I am a PhD student, blogging my way through research and PostGrad life.
After a couple of false starts, this blog has become an autoethnography – essentially a diary of my research process. My posts feature typewriters because they are a written record – and typewriters are the most photogenic tool for committing thoughts to words (even though I don’t use one). I don’t know of any other biologists who use autoethnography as a research method, so this is unusual. We like to present ideas when they’re polished and publishable, and in a way that removes the observer as much as possible from the process of discovery. Because I am advocating a more reflexive way of doing science, I want to follow my own advice.
In my research, I am making an argument for an ontogenic and epistemological pluralism in biological research. That’s the overly academic and frankly pretentious way of describing it, but it’s also the most concise. One aspect, ontology, has to do with the inherent nature of reality. Currently in science we view reality as “thing” based, but I think there are sometimes advantages to seeing reality as process based instead. So, we should be able to do both – that’s pluralism. Epistemology concerns how we know what we know. Science is founded on realism, the idea that there is an external reality that is independent of how we perceive it. But we know that the same fact or event can be percieved differently by different people. Second-order Science is an idea based in a constructivist epistemology – which means that as observers we are actually constructing our reality. Second-order Science is in its infancy, and while most agree that it can be applied to any type of science, in practice it has been applied mostly to the social sciences or humanities. I think it would make a great addition to our functional repertoire in biology. And both of these ideas – process ontology and Second-order Science – overlap nicely with Systems Theory, which is how I first got interested in this subject. A lot of fuss has been made about the potential of a systems approach to biology, but in practice very little progress has been made except in one specific area (essentially computational modelling of biological systems). Several scholars have argued that there’s more to systems theory – and biology is missing out on it. I think the reason is that we haven’t figured out a way to practically make use of some quite abstract ideas – we haven’t figured out the how.
I think (and hope) that at the intersection of these three ideas – process ontology, Second-order science, and systems theory – I can find or build (probably a bit of both) another way of doing biological research that can complement and expand on what is already being done.
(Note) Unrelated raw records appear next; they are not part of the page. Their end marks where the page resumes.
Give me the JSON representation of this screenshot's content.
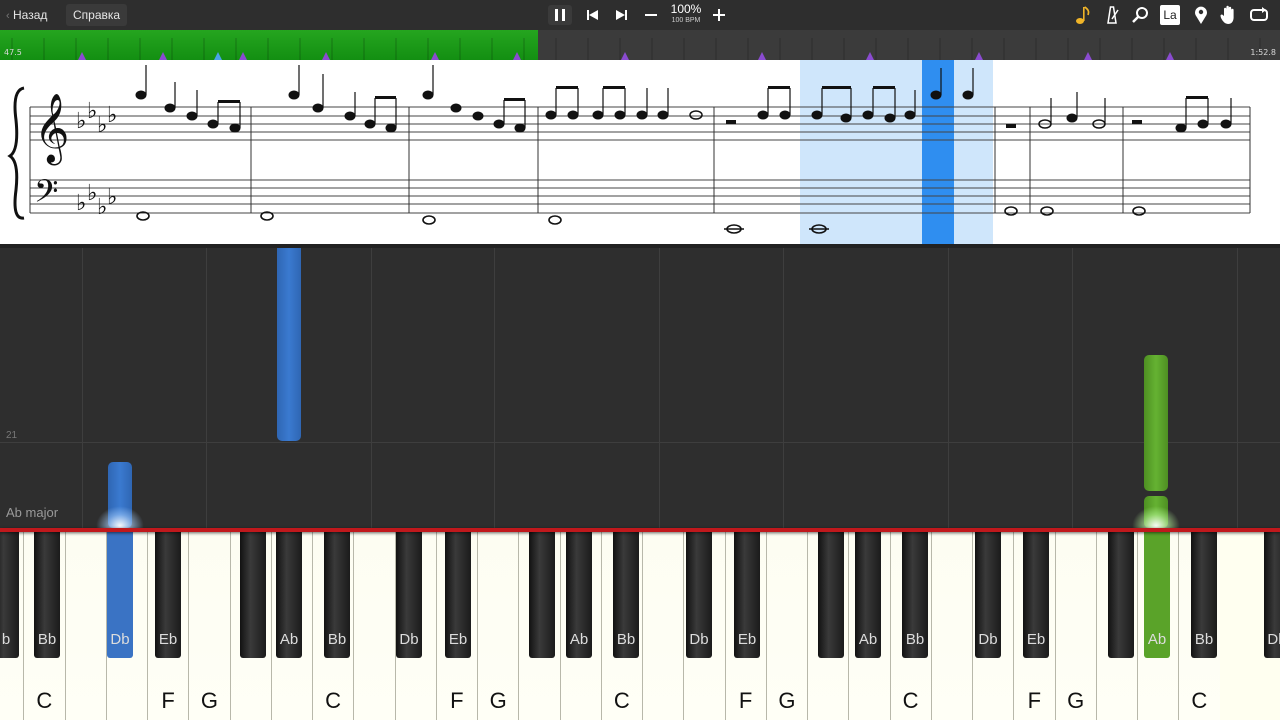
{
  "toolbar": {
    "back_label": "Назад",
    "help_label": "Справка",
    "zoom_label": "100%",
    "tempo_label": "100 BPM",
    "key_button_label": "La"
  },
  "progress": {
    "start_time": "47.5",
    "end_time": "1:52.8",
    "played_fraction": 0.42
  },
  "roll": {
    "measure_number": "21",
    "key_signature": "Ab major"
  },
  "keyboard": {
    "white_labels": [
      "",
      "C",
      "",
      "",
      "F",
      "G",
      "",
      "",
      "C",
      "",
      "",
      "F",
      "G",
      "",
      "",
      "C",
      "",
      "",
      "F",
      "G",
      "",
      "",
      "C",
      "",
      "",
      "F",
      "G",
      "",
      "",
      "C"
    ],
    "black_labels": [
      "b",
      "Bb",
      "Db",
      "Eb",
      "",
      "Ab",
      "Bb",
      "Db",
      "Eb",
      "",
      "Ab",
      "Bb",
      "Db",
      "Eb",
      "",
      "Ab",
      "Bb",
      "Db",
      "Eb",
      "",
      "Ab",
      "Bb",
      "Db"
    ]
  },
  "colors": {
    "left_hand": "#3a73c4",
    "right_hand": "#5aa329",
    "progress_green": "#1c9a19",
    "playhead": "#2f8ef0"
  }
}
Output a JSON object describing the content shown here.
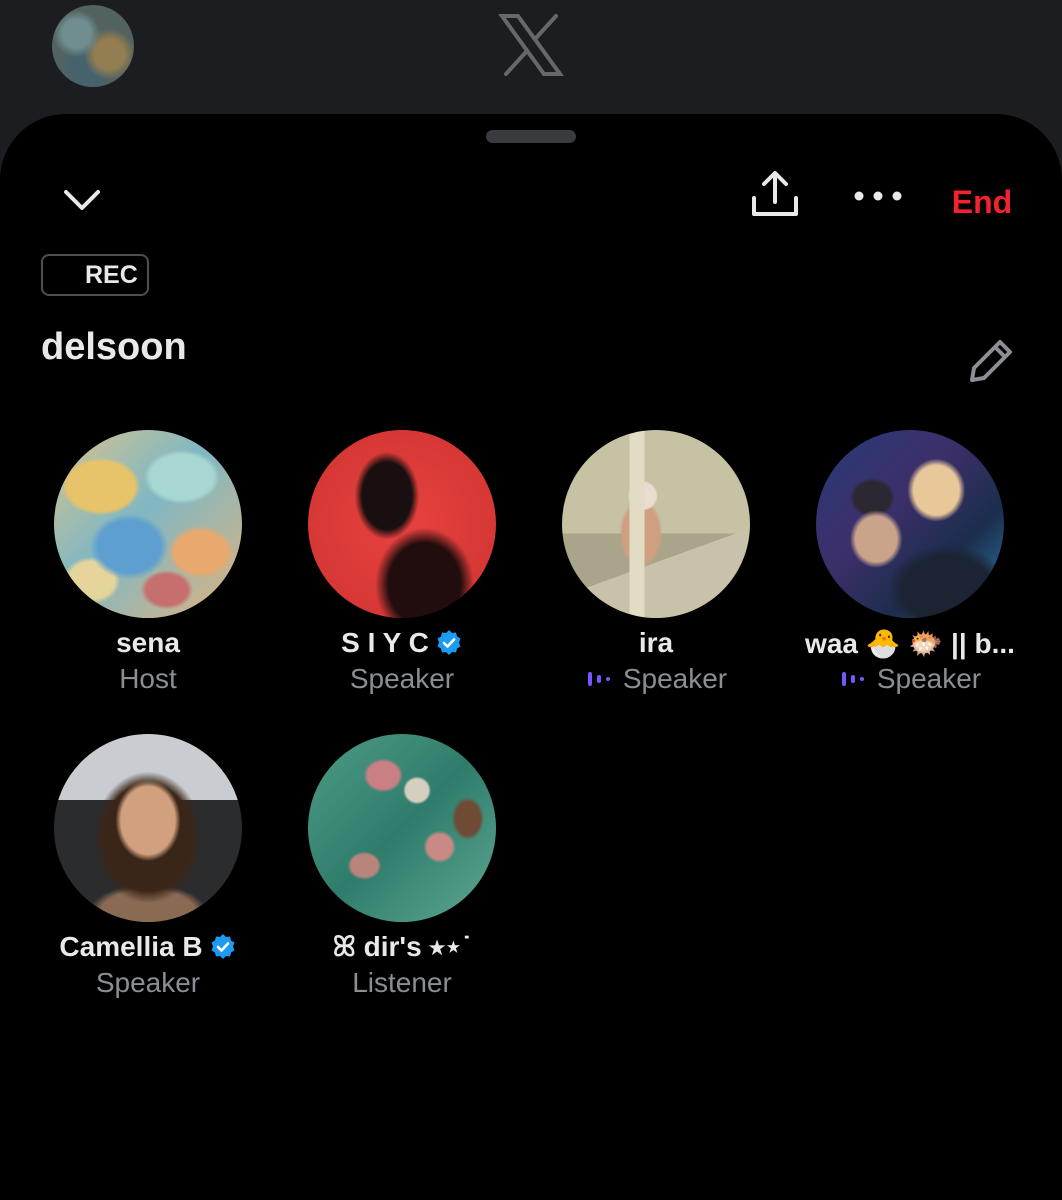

And, because it’s a bit much to want to change the face of all biology in one doctoral dissertation, I am conducting my research in the context of immunology. Nevertheless, these ideas apply to biology in general.
I don’t quite fit in anywhere; my academic background is a jumbled grab-bag of whatever I found interesting, and I am not an expert in anything. This research doesn’t fit nicely along departmental lines either. I’m not an immunologist, or a philosopher, or a systems theorist – I’m also not a modeller or an experimentalist. But in the space between, there’s plenty of room to build some bridges.